That is the beauty of their Everyday Effect campaign. The premise is that innovation is (or should be) driven by how it can affect our everyday lives, and they are cleverly showing how their gamut of products do that through Facebook, as well as live events.  Yesterday in NY there were five, yes five, Everyday Effect locations each catering to a different audience, including our four-legged friends.

What’s more interesting to me as a marketer is that the Facebook page has a section for consumers to celebrate their everyday effect through a share your story function.
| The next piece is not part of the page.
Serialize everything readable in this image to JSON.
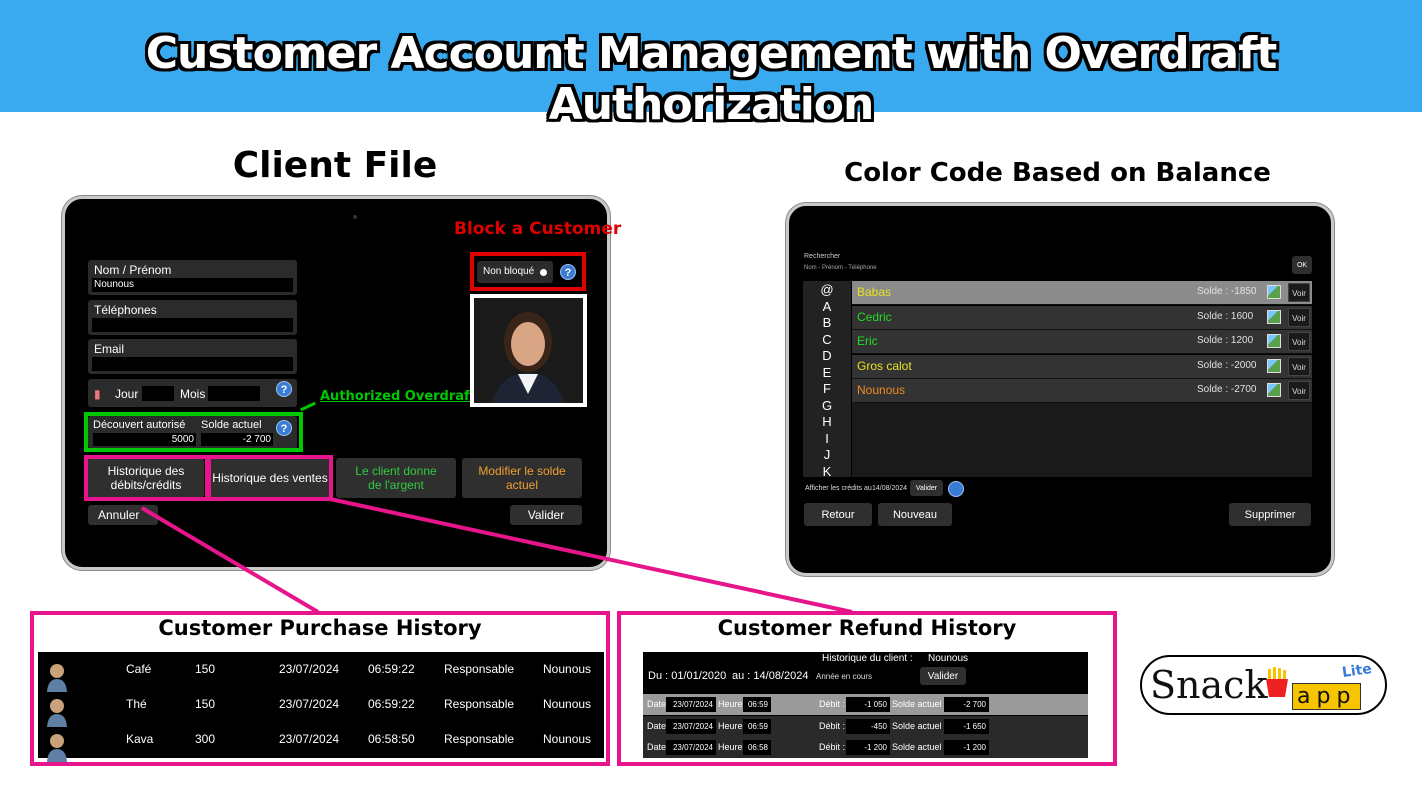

Although the form does not require you to select a product or brand to post nearly EVERY one mentions a P&G brand.  If you click on the Need Some Inspiration option, that is the only place they refer to products as an example, not a requirement.  Because these products are present in and help with consumers’ day to-day, they have an emotional connection to most and are telling P&G’s story for them.  In my opinion, that alone makes this campaign worth the spend.

More on AMEX’s #PassionProject in my next blog.